Indeed, while this pandemic has reminded us of both the power and limits of science, there is conclusive historical evidence that collective vitriol and demonizing are the worst possible tools to change anyone’s mind. And as for our leaders, it may be time to start trusting the public's intelligence and provide the fullest picture of that enemy we still can’t quite see.

You've reached your limit of free articles.

To read the full story, start your free trial today.

Get unlimited access. Cancel anytime.

Exclusive coverage from the world's top sources, in English for the first time.

Insights from the widest range of perspectives, languages and countries.


Shame On The García Márquez Heirs — Cashing In On The "Scraps" Of A Legend

A decision to publish a sketchy manuscript as a posthumous novel by the late Gabriel García Márquez would have horrified Colombia's Nobel laureate, given his painstaking devotion to the precision of the written word.

Photo of a window with a sticker of the face of Gabriel Garcia Marquez with butterfly notes at Guadalajara's International Book Fair.

Poster of Gabriel Garcia Marquez at Guadalajara's International Book Fair.

Juan David Torres Duarte


BOGOTÁ — When a writer dies, there are several ways of administering the literary estate, depending on the ambitions of the heirs. One is to exercise a millimetric check on any use or edition of the author's works, in the manner of James Joyce's nephew, Stephen, who inherited his literary rights. He refused to let even academic papers quote from Joyce's landmark novel, Ulysses.

Or, you continue to publish the works, making small additions to their corpus, as with Italo Calvino, Samuel Beckett and Clarice Lispector, or none at all, which will probably happen with Milan Kundera and Cormac McCarthy.

Another way is to seek out every scrap of paper the author left and every little word that was jotted down — on a piece of cloth, say — and drip-feed them to publishers every two to three years with great pomp and publicity, to revive the writer's renown.

This has happened with the Argentine Julio Cortázar (who seems to have sold more books dead than alive), the French author Albert Camus (now with 200 volumes of personal and unfinished works) and with the Chilean author Roberto Bolaño. The latter's posthumous oeuvre is so abundant I am starting to wonder if his heirs haven't hired a ghost writer — typing and smoking away in some bedsit in Barcelona — to churn out "newly discovered" works.
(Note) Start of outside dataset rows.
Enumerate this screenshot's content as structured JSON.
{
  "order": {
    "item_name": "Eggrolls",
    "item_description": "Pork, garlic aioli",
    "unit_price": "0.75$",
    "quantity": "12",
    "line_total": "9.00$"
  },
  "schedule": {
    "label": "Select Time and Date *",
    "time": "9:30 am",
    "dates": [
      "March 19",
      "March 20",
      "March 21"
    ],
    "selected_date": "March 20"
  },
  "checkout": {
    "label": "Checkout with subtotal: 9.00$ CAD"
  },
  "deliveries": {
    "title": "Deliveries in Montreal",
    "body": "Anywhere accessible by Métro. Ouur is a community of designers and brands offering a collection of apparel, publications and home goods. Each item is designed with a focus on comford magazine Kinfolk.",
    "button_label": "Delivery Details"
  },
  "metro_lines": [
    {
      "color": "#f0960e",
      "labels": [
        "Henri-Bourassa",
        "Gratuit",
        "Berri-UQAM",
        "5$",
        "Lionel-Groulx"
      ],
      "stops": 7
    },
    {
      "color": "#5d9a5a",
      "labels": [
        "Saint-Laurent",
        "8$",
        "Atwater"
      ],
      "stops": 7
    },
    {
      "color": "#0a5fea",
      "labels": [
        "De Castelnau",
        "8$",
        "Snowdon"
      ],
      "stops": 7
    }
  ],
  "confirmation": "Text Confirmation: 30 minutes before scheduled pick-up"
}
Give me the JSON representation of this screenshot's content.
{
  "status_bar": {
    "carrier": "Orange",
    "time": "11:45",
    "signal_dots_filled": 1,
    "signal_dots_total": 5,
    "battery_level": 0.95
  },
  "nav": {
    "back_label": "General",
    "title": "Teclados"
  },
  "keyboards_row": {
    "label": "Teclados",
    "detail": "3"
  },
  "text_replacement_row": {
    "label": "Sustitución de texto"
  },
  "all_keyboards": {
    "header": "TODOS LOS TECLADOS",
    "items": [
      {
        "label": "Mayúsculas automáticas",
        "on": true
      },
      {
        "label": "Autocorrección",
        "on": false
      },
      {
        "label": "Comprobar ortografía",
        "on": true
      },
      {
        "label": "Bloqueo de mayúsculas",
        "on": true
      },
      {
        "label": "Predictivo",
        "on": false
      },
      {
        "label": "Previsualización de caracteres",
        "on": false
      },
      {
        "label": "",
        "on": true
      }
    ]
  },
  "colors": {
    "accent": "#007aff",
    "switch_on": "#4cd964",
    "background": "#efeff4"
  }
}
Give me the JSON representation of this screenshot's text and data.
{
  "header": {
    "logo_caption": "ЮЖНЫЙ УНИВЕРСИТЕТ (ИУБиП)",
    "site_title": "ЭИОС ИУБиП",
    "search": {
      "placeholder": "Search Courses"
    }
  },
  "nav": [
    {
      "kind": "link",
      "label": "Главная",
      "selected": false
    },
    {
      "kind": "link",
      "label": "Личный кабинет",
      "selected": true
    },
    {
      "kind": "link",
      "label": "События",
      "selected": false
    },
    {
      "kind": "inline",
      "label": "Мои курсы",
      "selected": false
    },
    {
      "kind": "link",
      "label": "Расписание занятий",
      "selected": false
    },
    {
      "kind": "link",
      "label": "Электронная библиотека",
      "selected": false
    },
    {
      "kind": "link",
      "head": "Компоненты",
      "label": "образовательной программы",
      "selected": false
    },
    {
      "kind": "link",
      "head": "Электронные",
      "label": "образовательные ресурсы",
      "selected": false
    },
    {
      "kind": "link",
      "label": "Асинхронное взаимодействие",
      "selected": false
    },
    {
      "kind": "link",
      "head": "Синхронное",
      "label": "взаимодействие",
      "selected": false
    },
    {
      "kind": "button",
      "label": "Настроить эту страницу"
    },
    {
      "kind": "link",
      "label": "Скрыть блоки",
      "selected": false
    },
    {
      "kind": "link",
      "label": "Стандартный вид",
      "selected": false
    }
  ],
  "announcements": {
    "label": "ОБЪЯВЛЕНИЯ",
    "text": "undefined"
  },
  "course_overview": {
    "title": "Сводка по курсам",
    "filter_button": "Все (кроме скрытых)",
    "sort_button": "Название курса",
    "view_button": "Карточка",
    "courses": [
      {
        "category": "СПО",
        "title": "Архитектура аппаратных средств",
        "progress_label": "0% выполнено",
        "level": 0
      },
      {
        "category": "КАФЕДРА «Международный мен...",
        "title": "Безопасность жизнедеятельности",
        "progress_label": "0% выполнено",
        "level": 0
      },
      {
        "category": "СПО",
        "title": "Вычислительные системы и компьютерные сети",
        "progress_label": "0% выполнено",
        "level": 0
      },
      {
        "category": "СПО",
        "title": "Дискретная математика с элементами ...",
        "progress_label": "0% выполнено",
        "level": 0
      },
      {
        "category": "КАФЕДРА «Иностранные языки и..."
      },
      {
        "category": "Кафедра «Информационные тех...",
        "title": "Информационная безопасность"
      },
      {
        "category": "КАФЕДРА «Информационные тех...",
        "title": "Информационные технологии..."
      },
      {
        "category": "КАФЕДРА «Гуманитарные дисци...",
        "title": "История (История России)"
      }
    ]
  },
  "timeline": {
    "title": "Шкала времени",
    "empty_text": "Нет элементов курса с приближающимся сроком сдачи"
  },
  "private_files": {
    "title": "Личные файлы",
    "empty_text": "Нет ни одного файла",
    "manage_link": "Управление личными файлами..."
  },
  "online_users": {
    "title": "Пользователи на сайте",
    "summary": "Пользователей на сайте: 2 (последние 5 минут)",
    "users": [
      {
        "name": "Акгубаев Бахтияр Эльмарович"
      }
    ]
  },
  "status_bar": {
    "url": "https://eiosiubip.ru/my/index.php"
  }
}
Which group, I wonder, will our late, great novelist Gabriel García Márquez fit into?

Keep reading...Show less

The latest